• [Exercise goal]:
Among the entries below, how many lines include the string "value"? Answer with only the number.

• [Data about app and page elements]:
>>>
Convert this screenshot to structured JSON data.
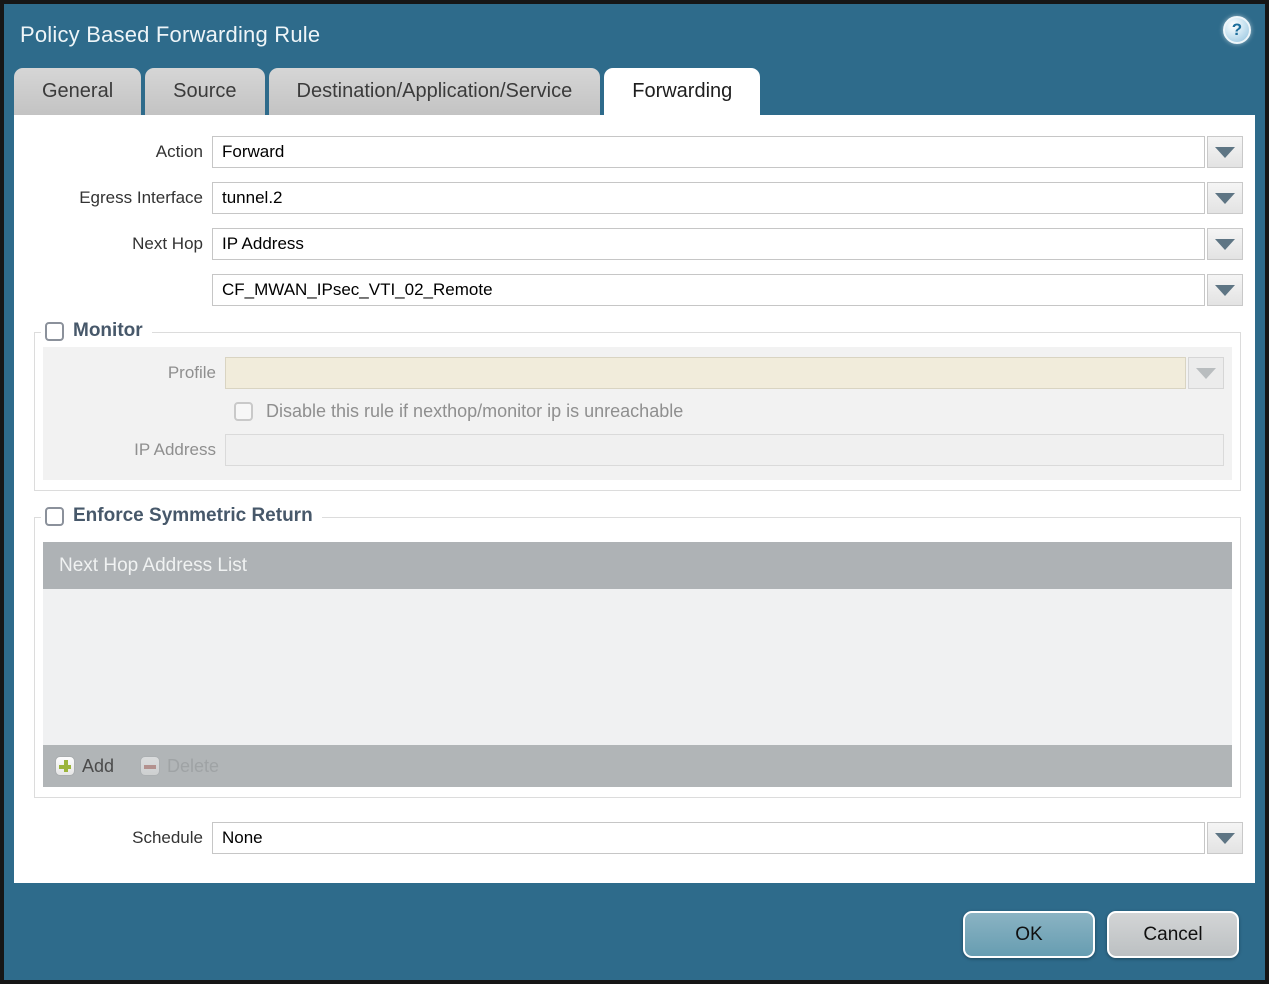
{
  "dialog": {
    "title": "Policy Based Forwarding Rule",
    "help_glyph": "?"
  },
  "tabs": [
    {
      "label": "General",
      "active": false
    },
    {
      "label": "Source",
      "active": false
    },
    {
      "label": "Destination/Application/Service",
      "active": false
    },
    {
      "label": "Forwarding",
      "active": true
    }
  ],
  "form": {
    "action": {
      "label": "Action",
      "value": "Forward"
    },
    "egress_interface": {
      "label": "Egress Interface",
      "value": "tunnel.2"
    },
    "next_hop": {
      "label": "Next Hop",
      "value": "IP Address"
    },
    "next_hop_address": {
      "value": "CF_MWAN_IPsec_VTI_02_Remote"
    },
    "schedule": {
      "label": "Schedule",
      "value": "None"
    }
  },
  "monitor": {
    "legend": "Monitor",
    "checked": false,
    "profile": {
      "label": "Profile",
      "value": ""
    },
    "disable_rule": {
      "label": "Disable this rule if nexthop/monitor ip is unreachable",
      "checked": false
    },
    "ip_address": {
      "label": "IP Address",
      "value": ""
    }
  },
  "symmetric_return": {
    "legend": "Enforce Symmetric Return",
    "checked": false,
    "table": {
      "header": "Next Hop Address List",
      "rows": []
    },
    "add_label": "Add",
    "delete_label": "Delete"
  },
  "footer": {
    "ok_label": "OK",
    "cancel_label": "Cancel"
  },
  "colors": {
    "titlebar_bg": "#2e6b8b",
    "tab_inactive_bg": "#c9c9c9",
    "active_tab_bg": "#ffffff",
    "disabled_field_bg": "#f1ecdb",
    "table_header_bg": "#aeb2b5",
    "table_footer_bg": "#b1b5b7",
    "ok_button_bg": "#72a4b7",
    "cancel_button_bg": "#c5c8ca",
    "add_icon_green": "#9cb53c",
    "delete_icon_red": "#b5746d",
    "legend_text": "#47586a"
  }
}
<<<
• [Reply]:
7